She said it incorporates state-of-the-art cybersecurity approaches but also bases its framework on International Organization for Standardization guidelines “going back to the 1940s” as well as criteria from the 2002 Federal Information Security Management Act, a framework for protecting all U.S. government operations, information and assets; Payment Card Industry Security Standards, which sets rules and standards for all credit and debit card transactions; and the National Institute of Standards and Technology's voluntary cybersecurity framework to help organizations manage cybersecurity risk.
“It's not just firewalls and software,” said Mr. Burhance of NewOak. “It's the human element, which is the single biggest threat in cybersecurity. Firms have taken on more secure email measures, with user registration and a second identity or password confirmation. ... It's no surprise managers are more aggressive in monitoring and requiring standards be set for their administrators.”
From the perspective of an alternatives manager, the cybersecurity of its third-party vendors “is critical,” said Dennis McCrary, managing director at private equity manager Pantheon (US) LLC, Chicago. “Everyone's looking at both third-party administrators and our work in general. When we look for a third-party administrator, (cybersecurity) would be at the top of our list.” While Pantheon performs some of its back-office functions internally, it has outsourced some administration to State Street Alternative Investment Solutions.
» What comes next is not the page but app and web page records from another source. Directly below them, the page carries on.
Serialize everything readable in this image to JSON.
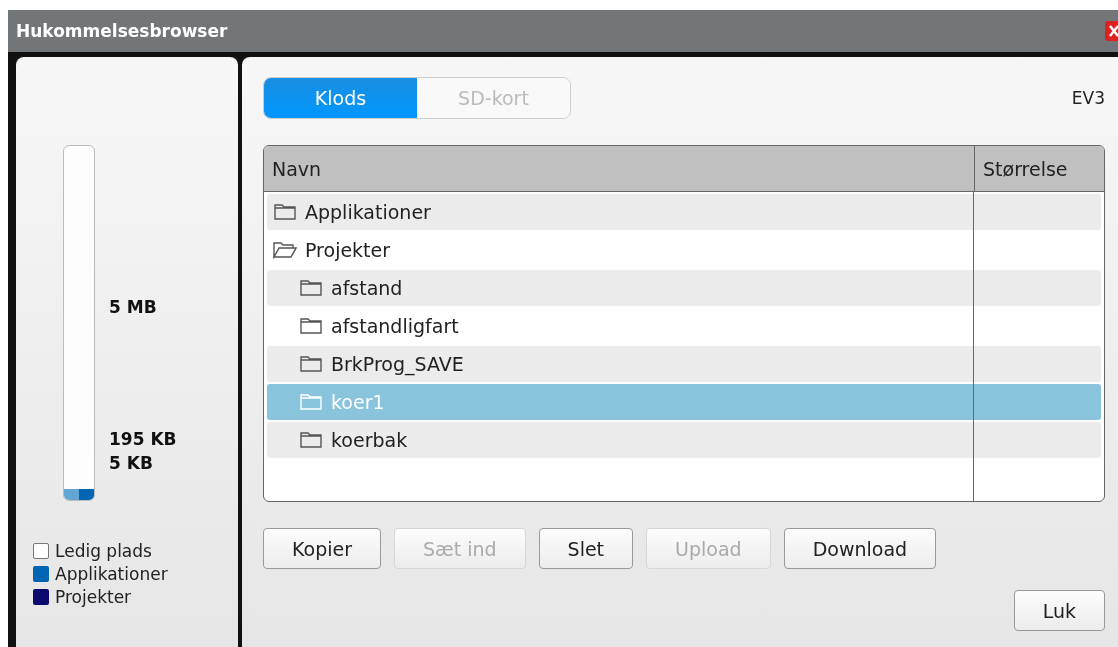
{
  "window": {
    "title": "Hukommelsesbrowser"
  },
  "memory": {
    "level": 0.03,
    "labels": [
      "5 MB",
      "195 KB",
      "5 KB"
    ],
    "legend": [
      {
        "label": "Ledig plads",
        "color": "#ffffff"
      },
      {
        "label": "Applikationer",
        "color": "#0066b3"
      },
      {
        "label": "Projekter",
        "color": "#0c0a6e"
      }
    ]
  },
  "tabs": [
    {
      "label": "Klods",
      "selected": true
    },
    {
      "label": "SD-kort",
      "selected": false
    }
  ],
  "device": "EV3",
  "table": {
    "columns": [
      "Navn",
      "Størrelse"
    ],
    "rows": [
      {
        "name": "Applikationer",
        "expanded": false,
        "selected": false
      },
      {
        "name": "Projekter",
        "expanded": true,
        "selected": false,
        "children": [
          {
            "name": "afstand",
            "expanded": false,
            "selected": false
          },
          {
            "name": "afstandligfart",
            "expanded": false,
            "selected": false
          },
          {
            "name": "BrkProg_SAVE",
            "expanded": false,
            "selected": false
          },
          {
            "name": "koer1",
            "expanded": false,
            "selected": true
          },
          {
            "name": "koerbak",
            "expanded": false,
            "selected": false
          }
        ]
      }
    ]
  },
  "buttons": [
    {
      "label": "Kopier",
      "disabled": false
    },
    {
      "label": "Sæt ind",
      "disabled": true
    },
    {
      "label": "Slet",
      "disabled": false
    },
    {
      "label": "Upload",
      "disabled": true
    },
    {
      "label": "Download",
      "disabled": false
    }
  ],
  "close_button": "Luk"
}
Added Morgan Lewis' Mr. Hirsch: “We're seeing more managers requiring incidence response plans from their vendors and will reject those administrators that don't have them. Some may be satisfied with basic due diligence. The level of rigor (by managers) varies, but the definite trend is to (have) more formal written programs and audits of cybersecurity procedures. In the financial services sector, you're dealing with sensitive information that can be exploited. They have Social Security numbers, account information.”
Third-party administrators also have boosted use of cyberinsurance, said Mr. Burhance at NewOak, who also is on the board of CyberFortis, a cybersecurity firm. “Managers want administrators to have (cyber insurance),” Mr. Burhance said. “Also, managers absolutely have control of the review and testing of cybersecurity needs. Threats change on a daily, weekly, monthly basis. Administrators are required to have a cyber risk policy. ... There are all different points of vulnerability with complex operations.”
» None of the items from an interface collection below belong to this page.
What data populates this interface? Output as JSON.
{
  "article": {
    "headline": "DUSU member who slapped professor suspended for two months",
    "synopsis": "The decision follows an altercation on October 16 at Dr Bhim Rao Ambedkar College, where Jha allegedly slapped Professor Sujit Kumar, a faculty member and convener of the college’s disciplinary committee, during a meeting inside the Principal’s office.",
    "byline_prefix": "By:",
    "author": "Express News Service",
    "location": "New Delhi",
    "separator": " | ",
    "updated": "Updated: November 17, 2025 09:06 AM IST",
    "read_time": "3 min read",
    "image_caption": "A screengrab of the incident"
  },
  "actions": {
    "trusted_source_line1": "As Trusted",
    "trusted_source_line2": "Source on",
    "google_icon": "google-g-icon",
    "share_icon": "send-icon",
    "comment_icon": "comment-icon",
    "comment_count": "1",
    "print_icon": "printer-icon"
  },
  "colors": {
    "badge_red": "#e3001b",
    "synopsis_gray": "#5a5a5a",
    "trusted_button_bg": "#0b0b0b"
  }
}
While managers are concerned about third-party administrator security, Mr. Burhance doesn't think managers will decide to take more back-office functions in-house. “It would take a lot to bring these activities in-house,” he said. “That said, if they can't find suitable firms that can guard their operations, then sure, it might revert back. But using third-party administrators isn't just about saving money. You need that outside source for compliance and verification. Think back to what happened with Madoff. No one would want to manager to have all the data without having someone outside to monitor.”
This article originally appeared in the March 20, 2017 print issue as, "Latest hacking news heightens cybersecurity concerns".